Wayward Sons Craft-Distillery adapts product line to address national shortage, donates products to nonprofits
Distillery-developed hand sanitizer is leaving a New Mexico warehouse as quickly as other brands disappeared from grocery stores after Sandia helped confirm that the product meets all federal requirements for distribution.
In response to the widespread shortage during the COVID-19 pandemic, Wayward Sons Craft-Distillery in Santa Fe reconfigured its operations to produce a hand sanitizer they named Elbow Bump, and worked with Sandia to test and confirm that their product meets standards set by the World Health Organization and the U.S. Food and Drug Administration.
“They needed someone with a technical background to help them figure out how to make this product and test its effectiveness,” said Sandia chemist Jessica Kruichak, who worked with the company. “Because there has been a shortage, it’s humbling that I was able to help them with that.”
Sandia worked with Wayward Sons through the New Mexico Small Business Assistance program that pairs Sandia and Los Alamos national laboratories with small businesses facing technical challenges. The program provides access to the labs’ expertise and capabilities at no cost to the company.
Jessica and Sandia analytical chemist Curtis Mowry provided technical consulting and resources to help the company determine correct quantities of materials for the hand sanitizer and whether manufacturing of the product could be scaled up while maintaining its effectiveness.
Finding the right recipe
Even though the WHO and the FDA distributed guidelines for making the sanitizer, Jessica said producing it wasn’t a simple, straightforward process. She, Curtis and Wayward Sons co-owner Byron Rudolph researched materials and differing alcohol proofs to make sure the combination would work.
Jessica said she also studied how to denature alcohol, which involves adding one or more chemicals that make it unfit for human consumption. She said the guidelines also presented the hand sanitizer recipe in volume measurements, but Wayward Sons’ commercial scales measure by mass.
“When you go from volume to mass, it changes things. You have to look at density, the proof of the alcohol, initial ingredient percentages and avoid diluting it too much,” Jessica said. “Even with the guidance, it’s not as easy to make hand sanitizer as you might think.”
In doing research on how to make the product, Rudolph talked to other distilleries that used different tools.
“It was a matter of deciding what tool works best for Wayward Sons, and the ability to test the product helped us make that decision,” Jessica said.
Racing to meet demand
In addition to research and testing, Curtis said another challenge was the turnaround time because product demand was already high. He provided lab time and expertise by conducting gas chromatography on the materials. That process involves vaporizing a small sample in an instrument that separates and measures each ingredient.

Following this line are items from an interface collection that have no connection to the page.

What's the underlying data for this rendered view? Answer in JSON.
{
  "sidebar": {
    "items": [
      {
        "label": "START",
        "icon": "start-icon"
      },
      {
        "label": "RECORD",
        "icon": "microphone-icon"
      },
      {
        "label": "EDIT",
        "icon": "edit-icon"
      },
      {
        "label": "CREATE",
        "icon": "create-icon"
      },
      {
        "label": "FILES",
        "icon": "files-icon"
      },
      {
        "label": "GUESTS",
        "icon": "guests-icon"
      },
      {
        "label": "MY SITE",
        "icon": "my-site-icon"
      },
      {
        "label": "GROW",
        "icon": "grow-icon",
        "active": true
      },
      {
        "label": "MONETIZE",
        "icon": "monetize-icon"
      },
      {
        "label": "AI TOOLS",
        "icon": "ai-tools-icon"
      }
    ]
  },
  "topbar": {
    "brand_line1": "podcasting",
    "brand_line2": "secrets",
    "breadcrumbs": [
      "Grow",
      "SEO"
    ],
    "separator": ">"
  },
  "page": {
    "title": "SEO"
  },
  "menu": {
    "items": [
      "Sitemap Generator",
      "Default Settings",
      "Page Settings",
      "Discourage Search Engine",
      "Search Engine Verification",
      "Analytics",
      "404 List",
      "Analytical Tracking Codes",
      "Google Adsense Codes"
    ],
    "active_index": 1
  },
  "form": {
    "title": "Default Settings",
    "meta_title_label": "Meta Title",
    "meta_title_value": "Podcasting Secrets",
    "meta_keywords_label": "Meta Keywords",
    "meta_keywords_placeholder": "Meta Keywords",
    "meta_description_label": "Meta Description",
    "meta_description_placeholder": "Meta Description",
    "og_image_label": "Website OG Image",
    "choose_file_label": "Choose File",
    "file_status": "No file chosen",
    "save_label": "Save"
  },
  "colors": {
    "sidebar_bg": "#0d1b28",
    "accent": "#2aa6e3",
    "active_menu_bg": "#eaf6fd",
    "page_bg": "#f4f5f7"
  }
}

This was important in making sure the final product had the right percentages of alcohol to kill the virus, Jessica said.
“Having the quality-control testing and analysis was phenomenal,” Rudolph said. “We appreciated having minds and equipment that could help make sure everything was going the way it was supposed to.”
Rudolph said the distillery already had the equipment to make Elbow Bump; the same pumps, hoses and tanks are used to make the company’s craft coffee spirits.
Supporting workers and the community
Wayward Sons co-owner Tom Wolinski said hand sanitizer production not only benefits the public, it also helps the company provide work hours for office and delivery staff who package and distribute the distillery products.
“When bars and liquor stores shut down, most deliveries weren’t taking place,” Wolinski said. “Not only has the whole process been truly inspiring, it also enabled our company to provide many extra hours to the warehouse and delivery personnel as they have stepped in for bottling and packaging. Without the hand sanitizer, that wouldn’t be happening.”
Substantial donations of Elbow Bump have already been made to food banks, shelters and medical organizations, and more are planned, Rudolph said.
“It’s very rewarding to feel that we have the ability to contribute in some way to the medical front-liners and consumers who can’t get hand sanitizer,” he said.
Sales have exceeded the distillery’s expectations, Wolinski said, with stores in New Mexico, Colorado, Utah, Kansas, Texas and Missouri placing orders.
“Every market able to purchase seems to be doing so,” Wolinski said.
Jackie Kerby Moore, manager of technology and economic development at Sandia, said it has been gratifying to see the NMSBA program address issues associated with the COVID-19 pandemic.
“We are proud that Sandia helped a local company create a new product line and retain employees,” she said.